Irma is currently west of the Turks and Caicos Islands and just north of Baracoa and Guantanamo, Cuba. It continues to move north of due west and should just graze the coast of Cuba today.
Hurricane and storm surge watches and warnings have been posted for most of South Florida.
So what will Irma do from here? Eric hashed out a few possible track scenarios through this week. As of now, the odds of a Cuba brush to weaken it or a miss to the right of Florida are looking unfortunately unlikely. Most model data and an analysis of the steering currents show fairly high confidence right now in Irma turning and either hitting Miami directly or coming in just west of there. Neither of those scenarios would be good for Florida. A track just inland might weaken it faster, but it would likely cause more significant wind and surge damage in the Miami area. A track right along the east coast and up A1A would likely lead to slower weakening and more wind and surge further north up the coast.
Either way, we’re likely looking at a severe and damaging hurricane in much of the Florida Peninsula.

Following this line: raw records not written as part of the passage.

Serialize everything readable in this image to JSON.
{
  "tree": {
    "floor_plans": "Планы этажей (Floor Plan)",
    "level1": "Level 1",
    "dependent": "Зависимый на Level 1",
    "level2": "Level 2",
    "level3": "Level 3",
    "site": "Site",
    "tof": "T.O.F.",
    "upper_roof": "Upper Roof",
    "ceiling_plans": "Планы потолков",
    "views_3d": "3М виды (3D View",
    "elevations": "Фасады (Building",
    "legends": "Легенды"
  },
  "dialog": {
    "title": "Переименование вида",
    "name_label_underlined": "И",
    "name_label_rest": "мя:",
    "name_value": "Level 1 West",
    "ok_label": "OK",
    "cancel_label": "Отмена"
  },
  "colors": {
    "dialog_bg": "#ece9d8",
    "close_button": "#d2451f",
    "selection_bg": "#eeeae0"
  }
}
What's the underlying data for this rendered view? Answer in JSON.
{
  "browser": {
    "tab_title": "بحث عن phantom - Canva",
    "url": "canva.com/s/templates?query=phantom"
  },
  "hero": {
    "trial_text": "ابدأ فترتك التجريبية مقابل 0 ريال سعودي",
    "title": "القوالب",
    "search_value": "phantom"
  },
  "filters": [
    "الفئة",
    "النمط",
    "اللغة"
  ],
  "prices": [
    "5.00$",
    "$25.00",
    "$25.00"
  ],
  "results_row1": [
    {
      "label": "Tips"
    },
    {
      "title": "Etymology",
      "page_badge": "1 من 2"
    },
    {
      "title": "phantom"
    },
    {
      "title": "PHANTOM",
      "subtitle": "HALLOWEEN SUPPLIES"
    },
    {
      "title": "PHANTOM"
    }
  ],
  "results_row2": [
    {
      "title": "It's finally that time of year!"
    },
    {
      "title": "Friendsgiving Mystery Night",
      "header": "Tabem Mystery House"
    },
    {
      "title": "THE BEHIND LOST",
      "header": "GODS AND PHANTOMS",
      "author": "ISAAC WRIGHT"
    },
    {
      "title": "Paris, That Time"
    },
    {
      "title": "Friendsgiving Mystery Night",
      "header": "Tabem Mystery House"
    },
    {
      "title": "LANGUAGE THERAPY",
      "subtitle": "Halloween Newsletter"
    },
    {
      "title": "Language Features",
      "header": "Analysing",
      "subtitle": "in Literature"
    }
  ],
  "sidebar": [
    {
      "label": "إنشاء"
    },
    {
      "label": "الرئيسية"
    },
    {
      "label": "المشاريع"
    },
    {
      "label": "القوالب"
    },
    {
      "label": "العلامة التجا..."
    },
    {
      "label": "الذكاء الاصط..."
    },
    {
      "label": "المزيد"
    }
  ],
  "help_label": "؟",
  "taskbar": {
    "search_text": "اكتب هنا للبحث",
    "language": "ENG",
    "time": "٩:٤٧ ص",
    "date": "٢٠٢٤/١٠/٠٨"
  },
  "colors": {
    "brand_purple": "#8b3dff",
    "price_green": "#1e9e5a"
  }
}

In terms of intensity, we will likely see Irma have some continued fluctuations, both up and down up through landfall. This means Irma will probably come ashore as a category four or five storm. Irma will be hitting extremely warm ocean water, some of the warmest it has encountered, as it turns northward toward Florida. It will also begin to experience a little more wind shear to hopefully help offset that a little as it approaches the coast. With some good fortune, and maybe a closer brush with Cuba today, Irma could come ashore as “only” a category three storm. The unfortunate reality is that there really are no “good” outcomes here, and Floridians should be ready for a very large and dangerous hurricane this weekend. Tropical storm and hurricane force winds will be likely up much of the Peninsula, along with significant coastal storm surge, particularly on the east coast of Florida.
Further up the coast, there is increased uncertainty, with Irma perhaps briefly coming back offshore before a second landfall in Georgia. That risk seems to be subsiding, but there is some uncertainty beyond day four of the forecast of exactly how Irma will track once in the Southeast.
Inland rainfall, though well short of anything we experienced here in Texas during Harvey, will be substantial. Florida, Georgia, and South Carolina should expect a widespread 5-10 inches of rainfall, and pockets of 10-15″ possible in Florida.
A quick note on a cruel storm. Hurricane Jose now has 125 mph maximum sustained winds, and it is expected to maintain that intensity over the next couple days.
Why is Jose so cruel? Its path will take it very close to a couple of the same islands that have been devastated in the wake of Hurricane Irma. Though the current forecast will keep the strongest winds in the core of the storm north of those islands, even tropical storm impacts there will add a layer of misery to clean up and relief efforts. Fortunately, Jose looks to turn north, and it should either fall apart over the open ocean or eventually slide out to sea. Still, a cruel aspect of what is turning into an unfortunately memorable hurricane season.